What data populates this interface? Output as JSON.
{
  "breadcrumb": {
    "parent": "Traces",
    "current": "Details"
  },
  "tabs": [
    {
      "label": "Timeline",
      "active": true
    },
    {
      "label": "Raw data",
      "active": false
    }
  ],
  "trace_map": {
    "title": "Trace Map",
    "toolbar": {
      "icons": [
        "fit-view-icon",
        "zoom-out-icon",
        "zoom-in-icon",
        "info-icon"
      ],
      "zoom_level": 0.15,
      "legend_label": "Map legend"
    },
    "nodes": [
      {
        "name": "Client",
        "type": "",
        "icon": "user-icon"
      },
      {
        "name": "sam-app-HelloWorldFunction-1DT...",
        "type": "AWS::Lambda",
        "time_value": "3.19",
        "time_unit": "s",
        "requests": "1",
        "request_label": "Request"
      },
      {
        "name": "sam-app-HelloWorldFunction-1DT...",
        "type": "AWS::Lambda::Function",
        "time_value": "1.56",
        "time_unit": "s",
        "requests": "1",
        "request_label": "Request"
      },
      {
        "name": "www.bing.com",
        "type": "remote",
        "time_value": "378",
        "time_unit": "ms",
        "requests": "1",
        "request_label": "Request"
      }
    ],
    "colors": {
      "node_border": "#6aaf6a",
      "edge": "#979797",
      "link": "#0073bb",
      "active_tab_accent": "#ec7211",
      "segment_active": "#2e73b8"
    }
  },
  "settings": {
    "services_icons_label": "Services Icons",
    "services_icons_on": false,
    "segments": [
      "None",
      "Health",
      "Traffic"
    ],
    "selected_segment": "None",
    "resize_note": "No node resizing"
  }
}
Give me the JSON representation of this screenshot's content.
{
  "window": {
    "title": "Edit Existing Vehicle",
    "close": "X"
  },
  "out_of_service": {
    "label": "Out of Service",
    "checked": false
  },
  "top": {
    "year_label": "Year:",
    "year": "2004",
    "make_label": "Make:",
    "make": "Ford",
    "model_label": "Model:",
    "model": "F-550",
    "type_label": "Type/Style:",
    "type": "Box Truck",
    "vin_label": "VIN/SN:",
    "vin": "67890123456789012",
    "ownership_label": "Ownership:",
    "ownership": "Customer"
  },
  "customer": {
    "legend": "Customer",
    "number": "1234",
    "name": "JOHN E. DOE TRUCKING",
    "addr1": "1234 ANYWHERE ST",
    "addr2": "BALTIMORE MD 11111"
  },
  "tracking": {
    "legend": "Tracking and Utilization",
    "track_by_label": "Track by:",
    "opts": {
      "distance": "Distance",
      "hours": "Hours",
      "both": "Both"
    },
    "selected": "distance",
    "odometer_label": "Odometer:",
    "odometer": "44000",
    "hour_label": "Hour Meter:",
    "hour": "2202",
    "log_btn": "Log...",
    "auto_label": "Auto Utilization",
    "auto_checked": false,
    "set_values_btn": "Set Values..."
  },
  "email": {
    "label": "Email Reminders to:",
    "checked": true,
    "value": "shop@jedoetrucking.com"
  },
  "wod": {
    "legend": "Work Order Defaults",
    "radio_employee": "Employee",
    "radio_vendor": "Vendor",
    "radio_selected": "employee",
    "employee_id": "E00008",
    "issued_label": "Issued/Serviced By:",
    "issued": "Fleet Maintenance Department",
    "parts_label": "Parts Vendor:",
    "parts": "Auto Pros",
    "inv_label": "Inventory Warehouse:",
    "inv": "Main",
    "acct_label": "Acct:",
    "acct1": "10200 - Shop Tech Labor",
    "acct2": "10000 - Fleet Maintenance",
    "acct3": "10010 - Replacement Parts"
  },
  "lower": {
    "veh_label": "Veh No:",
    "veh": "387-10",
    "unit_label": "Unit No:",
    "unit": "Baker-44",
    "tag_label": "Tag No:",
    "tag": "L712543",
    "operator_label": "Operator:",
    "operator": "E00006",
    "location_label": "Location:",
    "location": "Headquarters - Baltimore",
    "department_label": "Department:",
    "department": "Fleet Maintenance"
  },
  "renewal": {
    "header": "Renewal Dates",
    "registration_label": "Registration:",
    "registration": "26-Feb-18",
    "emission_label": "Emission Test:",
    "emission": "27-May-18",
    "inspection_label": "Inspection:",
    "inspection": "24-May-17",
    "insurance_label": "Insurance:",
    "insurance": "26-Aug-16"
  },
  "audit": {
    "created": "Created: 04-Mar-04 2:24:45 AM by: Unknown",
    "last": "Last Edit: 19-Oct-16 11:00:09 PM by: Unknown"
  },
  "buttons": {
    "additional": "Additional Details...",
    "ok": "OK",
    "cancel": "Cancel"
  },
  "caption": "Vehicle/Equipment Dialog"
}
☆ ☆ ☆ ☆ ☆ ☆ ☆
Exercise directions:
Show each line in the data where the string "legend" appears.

Response to the exercise:
      "legend_label": "Map legend"
    "legend": "Customer",
    "legend": "Tracking and Utilization",
    "legend": "Work Order Defaults",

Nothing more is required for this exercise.